Page and application data records

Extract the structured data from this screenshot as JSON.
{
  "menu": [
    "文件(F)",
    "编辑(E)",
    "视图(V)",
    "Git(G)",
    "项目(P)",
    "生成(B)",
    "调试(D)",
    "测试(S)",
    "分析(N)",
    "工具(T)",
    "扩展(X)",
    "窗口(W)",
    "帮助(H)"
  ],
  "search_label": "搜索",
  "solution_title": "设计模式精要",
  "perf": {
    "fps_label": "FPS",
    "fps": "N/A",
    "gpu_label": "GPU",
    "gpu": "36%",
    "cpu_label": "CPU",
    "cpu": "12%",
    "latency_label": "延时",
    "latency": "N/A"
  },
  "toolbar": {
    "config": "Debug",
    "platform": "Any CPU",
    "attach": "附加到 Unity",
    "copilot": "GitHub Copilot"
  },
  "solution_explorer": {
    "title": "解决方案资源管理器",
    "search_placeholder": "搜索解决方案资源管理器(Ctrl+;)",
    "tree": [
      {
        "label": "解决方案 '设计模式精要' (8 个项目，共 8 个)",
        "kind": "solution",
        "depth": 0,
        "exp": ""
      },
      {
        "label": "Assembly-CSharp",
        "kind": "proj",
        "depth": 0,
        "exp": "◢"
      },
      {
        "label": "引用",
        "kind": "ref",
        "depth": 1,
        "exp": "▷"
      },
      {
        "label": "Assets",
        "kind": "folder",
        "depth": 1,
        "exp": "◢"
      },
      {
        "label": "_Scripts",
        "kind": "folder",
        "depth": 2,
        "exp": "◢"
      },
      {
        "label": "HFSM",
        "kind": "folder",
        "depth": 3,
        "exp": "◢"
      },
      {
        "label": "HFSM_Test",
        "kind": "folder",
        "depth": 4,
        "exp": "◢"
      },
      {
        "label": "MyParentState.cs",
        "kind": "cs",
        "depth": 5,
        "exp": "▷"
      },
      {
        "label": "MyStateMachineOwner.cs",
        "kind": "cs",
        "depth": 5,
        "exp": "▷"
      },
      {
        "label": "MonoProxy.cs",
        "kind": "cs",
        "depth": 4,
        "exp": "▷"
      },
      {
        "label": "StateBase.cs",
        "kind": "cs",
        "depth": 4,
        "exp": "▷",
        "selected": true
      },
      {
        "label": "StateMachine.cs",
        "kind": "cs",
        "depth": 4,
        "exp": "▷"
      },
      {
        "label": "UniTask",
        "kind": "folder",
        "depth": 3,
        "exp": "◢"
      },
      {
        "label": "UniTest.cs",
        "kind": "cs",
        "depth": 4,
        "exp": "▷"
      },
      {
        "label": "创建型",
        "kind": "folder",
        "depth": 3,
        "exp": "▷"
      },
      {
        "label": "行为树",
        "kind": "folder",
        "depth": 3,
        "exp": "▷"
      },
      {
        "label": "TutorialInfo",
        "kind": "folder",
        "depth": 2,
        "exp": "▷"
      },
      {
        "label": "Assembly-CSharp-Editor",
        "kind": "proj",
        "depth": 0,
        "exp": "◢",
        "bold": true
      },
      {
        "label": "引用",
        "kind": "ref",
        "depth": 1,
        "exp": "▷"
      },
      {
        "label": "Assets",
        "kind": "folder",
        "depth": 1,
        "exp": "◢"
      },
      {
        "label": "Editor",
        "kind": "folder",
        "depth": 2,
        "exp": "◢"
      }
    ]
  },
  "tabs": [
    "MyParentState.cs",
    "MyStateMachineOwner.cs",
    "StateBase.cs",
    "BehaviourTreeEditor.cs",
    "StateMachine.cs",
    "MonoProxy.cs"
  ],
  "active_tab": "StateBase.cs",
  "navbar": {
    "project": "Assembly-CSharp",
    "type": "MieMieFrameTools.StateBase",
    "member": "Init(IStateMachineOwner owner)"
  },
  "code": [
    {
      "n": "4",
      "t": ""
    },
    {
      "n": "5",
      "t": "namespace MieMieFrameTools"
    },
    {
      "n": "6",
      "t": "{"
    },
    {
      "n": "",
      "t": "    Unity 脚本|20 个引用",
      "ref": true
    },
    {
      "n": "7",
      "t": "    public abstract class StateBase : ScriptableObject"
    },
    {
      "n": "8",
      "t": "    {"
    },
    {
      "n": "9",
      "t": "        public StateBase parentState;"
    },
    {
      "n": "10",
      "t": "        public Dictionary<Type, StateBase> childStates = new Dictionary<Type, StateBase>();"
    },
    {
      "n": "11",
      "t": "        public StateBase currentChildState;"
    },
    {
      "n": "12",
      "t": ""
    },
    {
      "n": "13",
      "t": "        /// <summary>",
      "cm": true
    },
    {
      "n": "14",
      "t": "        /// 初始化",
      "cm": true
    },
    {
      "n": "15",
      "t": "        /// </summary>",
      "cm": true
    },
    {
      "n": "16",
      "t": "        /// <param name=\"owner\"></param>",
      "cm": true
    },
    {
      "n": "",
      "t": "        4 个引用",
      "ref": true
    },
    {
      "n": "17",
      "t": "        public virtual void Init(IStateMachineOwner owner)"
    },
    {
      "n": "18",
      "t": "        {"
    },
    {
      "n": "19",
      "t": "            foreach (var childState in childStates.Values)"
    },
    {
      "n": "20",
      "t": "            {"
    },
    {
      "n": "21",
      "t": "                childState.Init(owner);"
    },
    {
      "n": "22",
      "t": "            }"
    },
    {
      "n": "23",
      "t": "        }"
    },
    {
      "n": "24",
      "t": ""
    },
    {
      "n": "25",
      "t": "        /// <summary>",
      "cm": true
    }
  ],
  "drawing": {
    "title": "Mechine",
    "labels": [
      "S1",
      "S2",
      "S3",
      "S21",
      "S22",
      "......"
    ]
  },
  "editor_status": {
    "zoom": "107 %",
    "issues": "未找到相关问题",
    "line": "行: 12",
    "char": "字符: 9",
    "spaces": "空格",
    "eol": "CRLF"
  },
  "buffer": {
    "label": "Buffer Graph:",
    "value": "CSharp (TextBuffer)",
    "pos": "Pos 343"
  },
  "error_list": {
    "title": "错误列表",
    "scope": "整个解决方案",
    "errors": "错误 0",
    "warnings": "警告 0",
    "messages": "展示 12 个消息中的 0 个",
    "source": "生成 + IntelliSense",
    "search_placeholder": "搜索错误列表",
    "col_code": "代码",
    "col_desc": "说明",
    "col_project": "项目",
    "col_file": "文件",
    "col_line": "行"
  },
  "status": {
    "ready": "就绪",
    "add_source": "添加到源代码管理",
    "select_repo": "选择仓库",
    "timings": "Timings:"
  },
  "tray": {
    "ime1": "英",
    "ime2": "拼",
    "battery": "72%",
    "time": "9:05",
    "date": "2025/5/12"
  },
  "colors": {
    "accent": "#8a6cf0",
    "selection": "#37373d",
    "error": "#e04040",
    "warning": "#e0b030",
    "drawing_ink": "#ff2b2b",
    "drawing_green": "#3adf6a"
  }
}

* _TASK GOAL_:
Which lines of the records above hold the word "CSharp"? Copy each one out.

* _SOLUTION FOR THIS EXERCISE_:
        "label": "Assembly-CSharp",
        "label": "Assembly-CSharp-Editor",
    "project": "Assembly-CSharp",
    "value": "CSharp (TextBuffer)",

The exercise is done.